:: RECORDS PROVIDED

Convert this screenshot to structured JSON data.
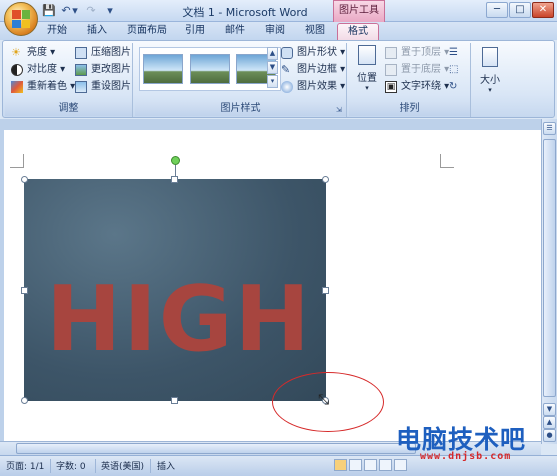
{
  "window": {
    "title": "文档 1 - Microsoft Word",
    "contextual_tab": "图片工具"
  },
  "tabs": [
    {
      "label": "开始"
    },
    {
      "label": "插入"
    },
    {
      "label": "页面布局"
    },
    {
      "label": "引用"
    },
    {
      "label": "邮件"
    },
    {
      "label": "审阅"
    },
    {
      "label": "视图"
    },
    {
      "label": "格式",
      "active": true
    }
  ],
  "ribbon": {
    "adjust": {
      "label": "调整",
      "buttons": [
        "亮度",
        "对比度",
        "重新着色",
        "压缩图片",
        "更改图片",
        "重设图片"
      ]
    },
    "picture_styles": {
      "label": "图片样式",
      "options": [
        "图片形状",
        "图片边框",
        "图片效果"
      ]
    },
    "arrange": {
      "label": "排列",
      "position": "位置",
      "bring_front": "置于顶层",
      "send_back": "置于底层",
      "text_wrap": "文字环绕"
    },
    "size": {
      "label": "大小"
    }
  },
  "document": {
    "picture_text": "HIGH"
  },
  "status": {
    "page": "页面: 1/1",
    "words": "字数: 0",
    "language": "英语(美国)",
    "mode": "插入"
  },
  "watermark": {
    "text": "电脑技术吧",
    "url": "www.dnjsb.com"
  },
  "colors": {
    "contextual_tab": "#e9a8c4",
    "picture_bg": "#3d5568",
    "picture_text": "#a7453f",
    "annotation_ellipse": "#d62a2a"
  }
}
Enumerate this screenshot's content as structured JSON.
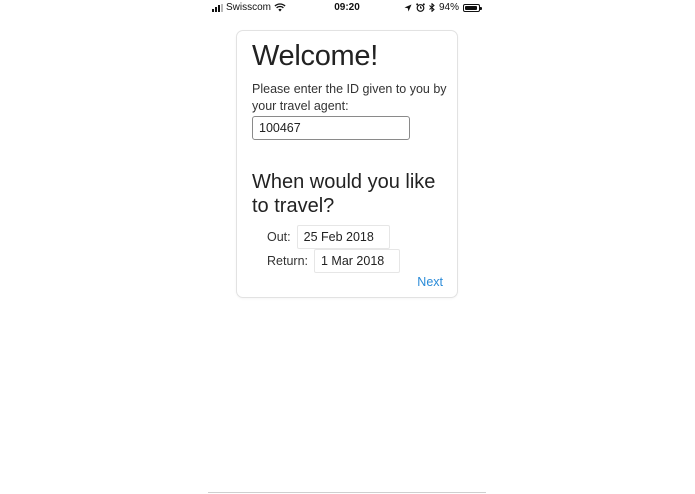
{
  "status_bar": {
    "carrier": "Swisscom",
    "time": "09:20",
    "battery_percent": "94%",
    "battery_level": 0.94
  },
  "card": {
    "title": "Welcome!",
    "prompt": "Please enter the ID given to you by your travel agent:",
    "id_value": "100467",
    "question": "When would you like to travel?",
    "out_label": "Out:",
    "out_date": "25 Feb 2018",
    "return_label": "Return:",
    "return_date": "1 Mar 2018",
    "next_label": "Next"
  },
  "colors": {
    "link": "#2a8bd8",
    "text": "#222222"
  }
}
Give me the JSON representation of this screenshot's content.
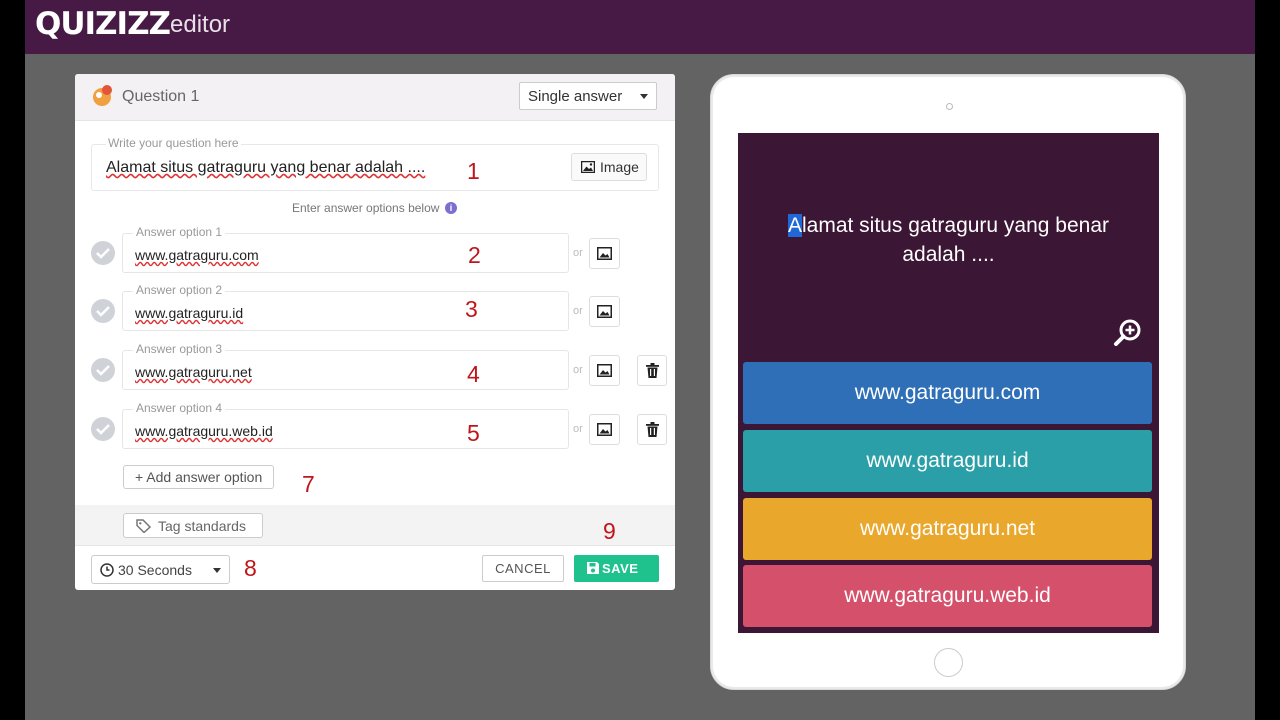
{
  "app": {
    "logo": "QUIZIZZ",
    "section": "editor"
  },
  "editor": {
    "question_title": "Question 1",
    "answer_type": "Single answer",
    "question_label": "Write your question here",
    "question_text": "Alamat situs gatraguru yang benar adalah ....",
    "image_button": "Image",
    "hint": "Enter answer options below",
    "or_text": "or",
    "answers": [
      {
        "label": "Answer option 1",
        "value": "www.gatraguru.com"
      },
      {
        "label": "Answer option 2",
        "value": "www.gatraguru.id"
      },
      {
        "label": "Answer option 3",
        "value": "www.gatraguru.net"
      },
      {
        "label": "Answer option 4",
        "value": "www.gatraguru.web.id"
      }
    ],
    "add_option": "+ Add answer option",
    "tag_standards": "Tag standards",
    "timer": "30 Seconds",
    "cancel": "CANCEL",
    "save": "SAVE"
  },
  "annotations": [
    "1",
    "2",
    "3",
    "4",
    "5",
    "7",
    "8",
    "9"
  ],
  "preview": {
    "question_first_letter": "A",
    "question_rest": "lamat situs gatraguru yang benar adalah ....",
    "options": [
      "www.gatraguru.com",
      "www.gatraguru.id",
      "www.gatraguru.net",
      "www.gatraguru.web.id"
    ],
    "colors": [
      "#2e6fb7",
      "#2a9fa7",
      "#e9a72c",
      "#d5506a"
    ]
  },
  "colors": {
    "topbar": "#461a45",
    "save": "#1fc28c",
    "screen": "#3c1635",
    "annotation": "#c0151a"
  }
}
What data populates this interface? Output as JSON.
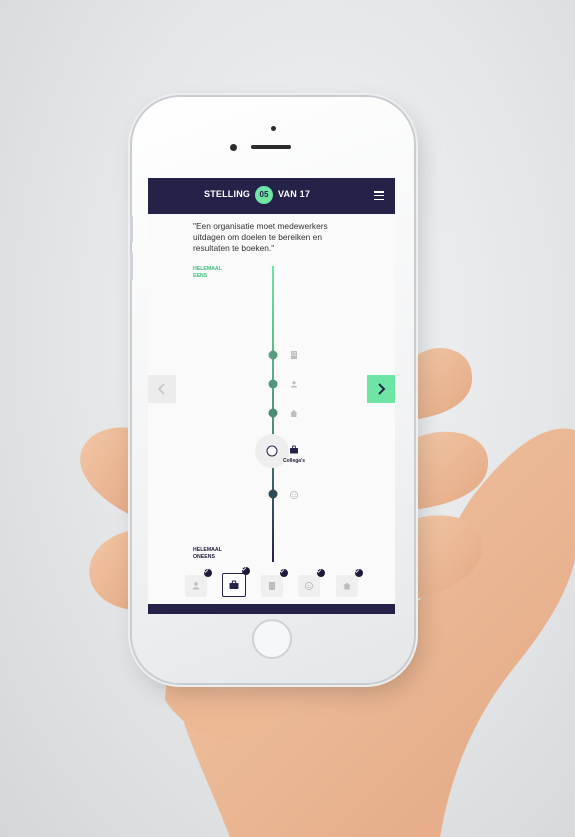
{
  "header": {
    "stelling_label": "STELLING",
    "current": "05",
    "van_label": "VAN 17"
  },
  "statement": "\"Een organisatie moet medewerkers uitdagen om doelen te bereiken en resultaten te boeken.\"",
  "scale": {
    "top_label_1": "HELEMAAL",
    "top_label_2": "EENS",
    "bottom_label_1": "HELEMAAL",
    "bottom_label_2": "ONEENS"
  },
  "markers": [
    {
      "icon": "building-icon",
      "state": "placed"
    },
    {
      "icon": "person-icon",
      "state": "placed"
    },
    {
      "icon": "home-icon",
      "state": "placed"
    },
    {
      "icon": "briefcase-icon",
      "state": "current",
      "label": "Collega's"
    },
    {
      "icon": "smiley-icon",
      "state": "placed"
    }
  ],
  "tabs": [
    {
      "icon": "person-icon",
      "checked": true
    },
    {
      "icon": "briefcase-icon",
      "checked": true,
      "active": true
    },
    {
      "icon": "building-icon",
      "checked": true
    },
    {
      "icon": "smiley-icon",
      "checked": true
    },
    {
      "icon": "home-icon",
      "checked": true
    }
  ],
  "colors": {
    "navy": "#25224a",
    "accent_green": "#6ee5a5",
    "marker_green": "#5a9e80",
    "marker_dark": "#2e4a55"
  }
}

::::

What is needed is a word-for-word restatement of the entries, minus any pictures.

• **ANSWER TO THE PROBLEM**
Convert this screenshot to structured JSON data.
{
  "window": {
    "title": "文档 1 - Microsoft Word",
    "contextual_tab": "图片工具"
  },
  "tabs": [
    {
      "label": "开始"
    },
    {
      "label": "插入"
    },
    {
      "label": "页面布局"
    },
    {
      "label": "引用"
    },
    {
      "label": "邮件"
    },
    {
      "label": "审阅"
    },
    {
      "label": "视图"
    },
    {
      "label": "格式",
      "active": true
    }
  ],
  "ribbon": {
    "adjust": {
      "label": "调整",
      "buttons": [
        "亮度",
        "对比度",
        "重新着色",
        "压缩图片",
        "更改图片",
        "重设图片"
      ]
    },
    "picture_styles": {
      "label": "图片样式",
      "options": [
        "图片形状",
        "图片边框",
        "图片效果"
      ]
    },
    "arrange": {
      "label": "排列",
      "position": "位置",
      "bring_front": "置于顶层",
      "send_back": "置于底层",
      "text_wrap": "文字环绕"
    },
    "size": {
      "label": "大小"
    }
  },
  "document": {
    "picture_text": "HIGH"
  },
  "status": {
    "page": "页面: 1/1",
    "words": "字数: 0",
    "language": "英语(美国)",
    "mode": "插入"
  },
  "watermark": {
    "text": "电脑技术吧",
    "url": "www.dnjsb.com"
  },
  "colors": {
    "contextual_tab": "#e9a8c4",
    "picture_bg": "#3d5568",
    "picture_text": "#a7453f",
    "annotation_ellipse": "#d62a2a"
  }
}
Enumerate this screenshot's content as structured JSON.
{
  "status_bar": {
    "carrier": "Swisscom",
    "time": "09:20",
    "battery_percent": "94%",
    "battery_level": 0.94
  },
  "card": {
    "title": "Welcome!",
    "prompt": "Please enter the ID given to you by your travel agent:",
    "id_value": "100467",
    "question": "When would you like to travel?",
    "out_label": "Out:",
    "out_date": "25 Feb 2018",
    "return_label": "Return:",
    "return_date": "1 Mar 2018",
    "next_label": "Next"
  },
  "colors": {
    "link": "#2a8bd8",
    "text": "#222222"
  }
}
Give me the JSON representation of this screenshot's content.
{
  "app": {
    "logo": "QUIZIZZ",
    "section": "editor"
  },
  "editor": {
    "question_title": "Question 1",
    "answer_type": "Single answer",
    "question_label": "Write your question here",
    "question_text": "Alamat situs gatraguru yang benar adalah ....",
    "image_button": "Image",
    "hint": "Enter answer options below",
    "or_text": "or",
    "answers": [
      {
        "label": "Answer option 1",
        "value": "www.gatraguru.com"
      },
      {
        "label": "Answer option 2",
        "value": "www.gatraguru.id"
      },
      {
        "label": "Answer option 3",
        "value": "www.gatraguru.net"
      },
      {
        "label": "Answer option 4",
        "value": "www.gatraguru.web.id"
      }
    ],
    "add_option": "+ Add answer option",
    "tag_standards": "Tag standards",
    "timer": "30 Seconds",
    "cancel": "CANCEL",
    "save": "SAVE"
  },
  "annotations": [
    "1",
    "2",
    "3",
    "4",
    "5",
    "7",
    "8",
    "9"
  ],
  "preview": {
    "question_first_letter": "A",
    "question_rest": "lamat situs gatraguru yang benar adalah ....",
    "options": [
      "www.gatraguru.com",
      "www.gatraguru.id",
      "www.gatraguru.net",
      "www.gatraguru.web.id"
    ],
    "colors": [
      "#2e6fb7",
      "#2a9fa7",
      "#e9a72c",
      "#d5506a"
    ]
  },
  "colors": {
    "topbar": "#461a45",
    "save": "#1fc28c",
    "screen": "#3c1635",
    "annotation": "#c0151a"
  }
}
What data populates this interface? Output as JSON.
{
  "header": {
    "stelling_label": "STELLING",
    "current": "05",
    "van_label": "VAN 17"
  },
  "statement": "\"Een organisatie moet medewerkers uitdagen om doelen te bereiken en resultaten te boeken.\"",
  "scale": {
    "top_label_1": "HELEMAAL",
    "top_label_2": "EENS",
    "bottom_label_1": "HELEMAAL",
    "bottom_label_2": "ONEENS"
  },
  "markers": [
    {
      "icon": "building-icon",
      "state": "placed"
    },
    {
      "icon": "person-icon",
      "state": "placed"
    },
    {
      "icon": "home-icon",
      "state": "placed"
    },
    {
      "icon": "briefcase-icon",
      "state": "current",
      "label": "Collega's"
    },
    {
      "icon": "smiley-icon",
      "state": "placed"
    }
  ],
  "tabs": [
    {
      "icon": "person-icon",
      "checked": true
    },
    {
      "icon": "briefcase-icon",
      "checked": true,
      "active": true
    },
    {
      "icon": "building-icon",
      "checked": true
    },
    {
      "icon": "smiley-icon",
      "checked": true
    },
    {
      "icon": "home-icon",
      "checked": true
    }
  ],
  "colors": {
    "navy": "#25224a",
    "accent_green": "#6ee5a5",
    "marker_green": "#5a9e80",
    "marker_dark": "#2e4a55"
  }
}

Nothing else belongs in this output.